Instructions for the task — Say how many lines below contain the word "icon". The number is the entire reply.

[Stored dataset items]

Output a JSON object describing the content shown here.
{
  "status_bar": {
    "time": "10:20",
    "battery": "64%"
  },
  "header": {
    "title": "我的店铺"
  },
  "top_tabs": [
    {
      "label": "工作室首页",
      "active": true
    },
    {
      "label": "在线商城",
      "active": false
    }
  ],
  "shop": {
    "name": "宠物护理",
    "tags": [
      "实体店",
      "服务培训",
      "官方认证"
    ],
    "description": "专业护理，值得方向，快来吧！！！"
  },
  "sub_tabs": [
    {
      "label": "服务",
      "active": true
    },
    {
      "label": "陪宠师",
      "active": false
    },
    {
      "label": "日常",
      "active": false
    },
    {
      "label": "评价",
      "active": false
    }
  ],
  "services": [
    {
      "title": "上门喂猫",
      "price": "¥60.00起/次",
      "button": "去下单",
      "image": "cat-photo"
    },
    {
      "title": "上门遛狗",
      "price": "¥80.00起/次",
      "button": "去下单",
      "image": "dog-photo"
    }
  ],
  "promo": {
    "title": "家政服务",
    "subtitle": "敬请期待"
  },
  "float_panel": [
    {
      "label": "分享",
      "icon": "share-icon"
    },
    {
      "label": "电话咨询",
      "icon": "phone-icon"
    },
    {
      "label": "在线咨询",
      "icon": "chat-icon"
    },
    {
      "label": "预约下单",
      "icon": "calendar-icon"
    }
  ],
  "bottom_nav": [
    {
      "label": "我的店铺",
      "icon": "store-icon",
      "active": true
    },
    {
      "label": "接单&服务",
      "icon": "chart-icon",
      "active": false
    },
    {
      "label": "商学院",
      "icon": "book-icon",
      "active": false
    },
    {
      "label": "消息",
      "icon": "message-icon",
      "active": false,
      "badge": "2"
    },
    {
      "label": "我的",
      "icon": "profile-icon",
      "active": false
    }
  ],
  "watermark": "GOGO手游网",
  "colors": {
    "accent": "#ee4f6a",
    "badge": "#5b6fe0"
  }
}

Written solution — 9